Why are the majority of prisoners on death row people of color? In fact, 58% of them are including 42% who are black. According to the Catholic Mobilizing Network, a national organization lobbying to abolish the death penalty, the reason is poverty. Poverty is a primary factor in determining who is executed and the poverty is persistent problem for many people of color.
The impacts of poverty can start early with children of color. It begins with lack of access to educational resources needed to succeed. Children of color are rarely taught by teachers who look like them. They don’t see materials featuring them. Many have learning disabilities and histories of abuse or neglect. These factors can lead to higher incidences of suspension due to misbehavior. In fact, black children are three times more likely to be suspended as white children.
The school to prison pipeline is well documented. Children, mostly male, are moved out of schools and into the juvenile and criminal justice systems. Suspension leads to crime that leads to prison. For young men, who are not respected in society or school and who see no future, crime might be the only option open to maintaining self-respect. According to the ACLU, “students suspended or expelled for a discretionary violation are nearly three times more likely to be in contact with the juvenile justice system the following year.”

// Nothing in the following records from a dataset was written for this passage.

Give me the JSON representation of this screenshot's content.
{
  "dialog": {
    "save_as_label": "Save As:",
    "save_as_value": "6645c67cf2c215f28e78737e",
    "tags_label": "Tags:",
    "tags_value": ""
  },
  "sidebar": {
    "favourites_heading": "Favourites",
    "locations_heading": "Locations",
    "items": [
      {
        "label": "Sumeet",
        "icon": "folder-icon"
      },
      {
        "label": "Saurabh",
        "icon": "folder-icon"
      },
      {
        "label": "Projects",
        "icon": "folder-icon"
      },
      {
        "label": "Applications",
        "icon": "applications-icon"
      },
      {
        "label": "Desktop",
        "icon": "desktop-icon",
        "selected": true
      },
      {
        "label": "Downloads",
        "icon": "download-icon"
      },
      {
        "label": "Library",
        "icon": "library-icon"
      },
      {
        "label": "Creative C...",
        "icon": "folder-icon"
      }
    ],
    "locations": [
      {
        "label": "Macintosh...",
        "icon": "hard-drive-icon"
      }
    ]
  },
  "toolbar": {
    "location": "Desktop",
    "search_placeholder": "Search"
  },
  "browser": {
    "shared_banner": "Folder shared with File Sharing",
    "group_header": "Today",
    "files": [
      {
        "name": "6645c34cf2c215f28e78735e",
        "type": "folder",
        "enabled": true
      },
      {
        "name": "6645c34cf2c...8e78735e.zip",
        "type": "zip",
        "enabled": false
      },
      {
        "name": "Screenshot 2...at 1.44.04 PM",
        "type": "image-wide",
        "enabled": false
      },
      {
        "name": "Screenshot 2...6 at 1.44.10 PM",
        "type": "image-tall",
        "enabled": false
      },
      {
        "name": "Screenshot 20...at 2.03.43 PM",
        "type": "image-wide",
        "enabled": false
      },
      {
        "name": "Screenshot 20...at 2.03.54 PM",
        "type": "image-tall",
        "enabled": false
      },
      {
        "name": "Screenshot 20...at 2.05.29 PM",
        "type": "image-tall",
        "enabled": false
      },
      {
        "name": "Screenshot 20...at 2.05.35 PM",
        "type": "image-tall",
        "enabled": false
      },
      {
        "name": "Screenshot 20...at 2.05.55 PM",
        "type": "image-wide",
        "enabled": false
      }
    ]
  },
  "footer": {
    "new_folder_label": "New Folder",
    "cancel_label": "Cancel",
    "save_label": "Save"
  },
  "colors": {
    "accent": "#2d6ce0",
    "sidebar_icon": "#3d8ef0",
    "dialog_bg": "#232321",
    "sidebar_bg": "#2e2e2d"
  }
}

When people in poverty commit crimes that could receive the death penalty, they often cannot afford legal counsel that could build a sufficient case to freedom or ensure life without parole. They often suffer from mental illness or addiction and have experienced more childhood abuse or trauma. And of course, experienced racial discrimination as described in the school to prison pipeline.
As Catholics, we are encouraged to have a preferential option for the poor. Jesus did. It’s one of the Social Justice teachings of the church. We are compelled by our faith to work to tear down those unjust social constructs that contribute to the high number of poor especially people of color in prisons and on death row. We need to provide programs to build the self-esteem of young men. We need to improve schools and implement restorative justice practices that will keep children in school. And we need to abolish a death penalty that primarily punishes the poor.